Sunday, January 29, 2017

Little Blue Penguins

The Little Penguin is the smallest and perhaps the cutest species of penguin in the world.  It grows to an average of 33 cm (13 in) in height and 43 cm (17 in) in length, though specific measurements vary by subspecies.  It is found on the coastlines of southern Australia and New Zealand, with possible records from Chile. In Australia, they are often called fairy penguins because of their small size. In New Zealand, they are more commonly known as little blue penguins or blue penguins owing to their slate-blue plumage. They are also known by their Māori name: kororā.

South of PerthWestern Australia, visitors to Penguin Island are able to view penguins in a natural environment. Less than one hour from the centre of the city, it is possible to see little penguins in all months, including visiting sensitive areas where they remain on land for extended periods for the purposes of moulting.
At Phillip Island, Victoria, a viewing area has been established at the Phillip Island Nature Park to allow visitors to view the nightly "penguin parade". Lights and concrete stands have been erected to allow visitors to see but not photograph or film the birds (this is because it can blind or scare them) interacting in their colony.
In Otago, New Zealand town of Oamaru, where visitors may view the birds returning to their colony at dusk.  In Oamaru it is not uncommon for penguins to nest within the cellars and foundations of local shorefront properties, especially in the old historic precinct of the town. More recently, little penguin viewing facilities have been established at Pilots BeachOtago Peninsula and Dunedin in New Zealand.

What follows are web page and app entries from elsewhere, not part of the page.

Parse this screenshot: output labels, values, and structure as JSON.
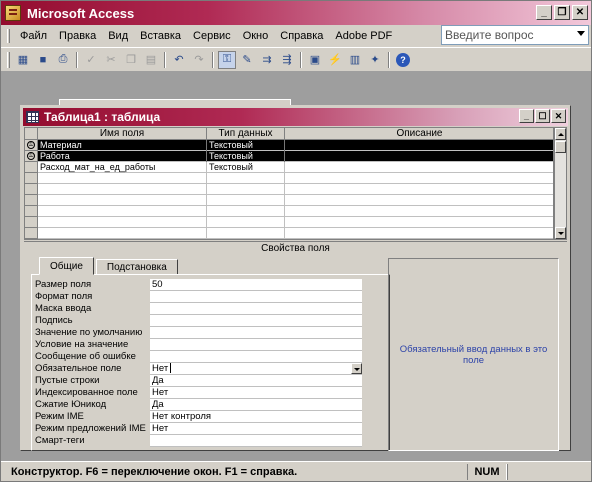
{
  "app": {
    "title": "Microsoft Access"
  },
  "window_buttons": {
    "minimize": "_",
    "restore": "❐",
    "close": "✕"
  },
  "menu": [
    "Файл",
    "Правка",
    "Вид",
    "Вставка",
    "Сервис",
    "Окно",
    "Справка",
    "Adobe PDF"
  ],
  "ask_box": {
    "placeholder": "Введите вопрос"
  },
  "toolbar_icons": [
    "view-icon",
    "save-icon",
    "print-icon",
    "spell-icon",
    "cut-icon",
    "copy-icon",
    "paste-icon",
    "undo-icon",
    "redo-icon",
    "key-icon",
    "builder-icon",
    "insert-rows-icon",
    "delete-rows-icon",
    "properties-icon",
    "indexes-icon",
    "database-window-icon",
    "new-object-icon",
    "help-icon"
  ],
  "doc_window": {
    "title": "Таблица1 : таблица"
  },
  "table": {
    "headers": [
      "Имя поля",
      "Тип данных",
      "Описание"
    ],
    "rows": [
      {
        "name": "Материал",
        "type": "Текстовый",
        "desc": "",
        "key": true
      },
      {
        "name": "Работа",
        "type": "Текстовый",
        "desc": "",
        "key": true
      },
      {
        "name": "Расход_мат_на_ед_работы",
        "type": "Текстовый",
        "desc": "",
        "key": false
      }
    ]
  },
  "props": {
    "title": "Свойства поля",
    "tabs": [
      "Общие",
      "Подстановка"
    ],
    "rows": [
      {
        "label": "Размер поля",
        "value": "50"
      },
      {
        "label": "Формат поля",
        "value": ""
      },
      {
        "label": "Маска ввода",
        "value": ""
      },
      {
        "label": "Подпись",
        "value": ""
      },
      {
        "label": "Значение по умолчанию",
        "value": ""
      },
      {
        "label": "Условие на значение",
        "value": ""
      },
      {
        "label": "Сообщение об ошибке",
        "value": ""
      },
      {
        "label": "Обязательное поле",
        "value": "Нет"
      },
      {
        "label": "Пустые строки",
        "value": "Да"
      },
      {
        "label": "Индексированное поле",
        "value": "Нет"
      },
      {
        "label": "Сжатие Юникод",
        "value": "Да"
      },
      {
        "label": "Режим IME",
        "value": "Нет контроля"
      },
      {
        "label": "Режим предложений IME",
        "value": "Нет"
      },
      {
        "label": "Смарт-теги",
        "value": ""
      }
    ],
    "hint": "Обязательный ввод данных в это поле"
  },
  "status": {
    "text": "Конструктор.  F6 = переключение окон.  F1 = справка.",
    "num": "NUM"
  },
  "colors": {
    "title_bar": "#930c2e",
    "chrome": "#d4d0c8",
    "workspace": "#9e9e9e",
    "hint_text": "#2d43a8"
  }
}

Here visitors are guided by volunteer wardens to watch penguins returning to their burrows at dusk.
Visitors to Kangaroo IslandSouth Australia, have nightly opportunities to observe penguins at the Kangaroo Island Marine Centre in Kingscote and at the Penneshaw Penguin Centre.  Granite Island at Victor HarborSouth Australia continues to offer guided tours at dusk, despite its colony dropping from thousands in the 1990s to dozens in 2014.  There is also a Penguin Centre located on the island where the penguins can be viewed in captivity.
In BichenoTasmania, evening penguin viewing tours are offered by a local tour operator at a rookery on private land.
                                          Feeding time for the little blues at the Melbourne Zoo


  1. I like penguins. I'd end up going there feeding them and wasting my life away watching them and laughing.

  2. Trivia fact; they often play dead, but in reality they are just pining for the fiords. Beautiful plumage.